Clearly, enthusiasts can produce professional results, and equally, there are professionals that have produced, well…less than professional results. So, with that in mind, I would submit that the definition of a professional (for me) really is defined by the quality of the product. Consistency, reliability, knowledgeable, and high quality is what I look for when hiring someone to do anything. And if someone can do that, regardless of how others classify them, to me that is the very definition of professionalism.
So, where did this come from? Well, after the success of the article I put out for people in Shutters and Apertures Explained, I decided to start assembling all the articles I had previously written in various capacities with the idea of putting them out as a collective bundle for people to enjoy. Once I got everything assembled, I was astonished to find that I have produced over 20 articles on photography alone, and countless others on various computer topics, including Helpdesk documentation, Service level Agreements, Helpdesk and Desktop support documentation, along with many other types of technical content.
All told, I have over 150 publications under my belt in the writing world.
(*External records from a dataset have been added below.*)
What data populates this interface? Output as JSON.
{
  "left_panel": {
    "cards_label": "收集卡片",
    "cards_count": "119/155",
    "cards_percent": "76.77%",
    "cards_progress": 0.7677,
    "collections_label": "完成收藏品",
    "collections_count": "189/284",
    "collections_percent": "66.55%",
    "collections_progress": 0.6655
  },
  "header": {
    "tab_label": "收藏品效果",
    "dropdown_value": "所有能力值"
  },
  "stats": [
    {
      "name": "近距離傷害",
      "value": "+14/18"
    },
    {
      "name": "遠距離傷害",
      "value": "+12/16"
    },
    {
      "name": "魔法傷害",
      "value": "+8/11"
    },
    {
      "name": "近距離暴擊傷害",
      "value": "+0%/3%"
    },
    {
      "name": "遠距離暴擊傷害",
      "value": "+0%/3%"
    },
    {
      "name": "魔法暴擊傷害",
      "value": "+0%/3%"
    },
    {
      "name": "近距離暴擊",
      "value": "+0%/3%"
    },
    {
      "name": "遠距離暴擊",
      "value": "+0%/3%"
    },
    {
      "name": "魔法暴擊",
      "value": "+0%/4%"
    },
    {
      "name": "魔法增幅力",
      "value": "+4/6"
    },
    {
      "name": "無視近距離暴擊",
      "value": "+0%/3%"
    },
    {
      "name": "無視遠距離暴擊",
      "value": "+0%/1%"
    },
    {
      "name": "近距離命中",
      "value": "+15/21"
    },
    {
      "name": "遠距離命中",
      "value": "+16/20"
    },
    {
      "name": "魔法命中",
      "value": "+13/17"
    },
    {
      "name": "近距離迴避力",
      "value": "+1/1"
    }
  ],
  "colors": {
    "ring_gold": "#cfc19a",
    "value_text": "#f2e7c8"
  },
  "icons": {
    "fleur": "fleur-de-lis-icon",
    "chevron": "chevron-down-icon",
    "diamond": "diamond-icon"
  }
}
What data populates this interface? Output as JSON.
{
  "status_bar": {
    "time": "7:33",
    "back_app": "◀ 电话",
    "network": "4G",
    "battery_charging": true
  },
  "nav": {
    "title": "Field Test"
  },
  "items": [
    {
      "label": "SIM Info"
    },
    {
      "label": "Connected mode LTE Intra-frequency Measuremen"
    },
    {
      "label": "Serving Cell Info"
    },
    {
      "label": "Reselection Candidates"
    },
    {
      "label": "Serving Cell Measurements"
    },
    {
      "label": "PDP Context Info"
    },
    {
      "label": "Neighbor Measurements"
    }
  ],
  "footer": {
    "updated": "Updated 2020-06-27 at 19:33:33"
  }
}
Yet prior to “Shutters and Apertures“, I had not earned a single dime. Does that mean I am not a professional writer? While my earnings have been a mere pittance compared to many in the field, the quality of content is something I am proud of. Even this blog has been a huge commitment of time and energy which requires research, editing, proof-reading, and much more, way before I ever press the “Submit” button!
So, with over 150 articles and writing credits, and over 6 years of writing experience in various capacities, why do I not consider myself a professional writer? I think the answer lies in how you perceive yourself. Where you think your strengths are, and where your ambition and passion lie. When does one become a professional anything? I’ve got my own reasons for choosing IT as a career path, (and photography and writing as secondary income sources), and while most define me by my predominant income source – I would classify myself as a professional in all of them.
Quite an extensive narrative, eh? But, it does bring up an interesting question of “What makes anyone a professional?“! So, with that in mind, let’s turn the question outward and see what answers we can find! What makes you a professional? Is it your income ratio, the quality of your work, or something else? What defines you? Sound off in the comments – I’d love to hear what others think on this topic!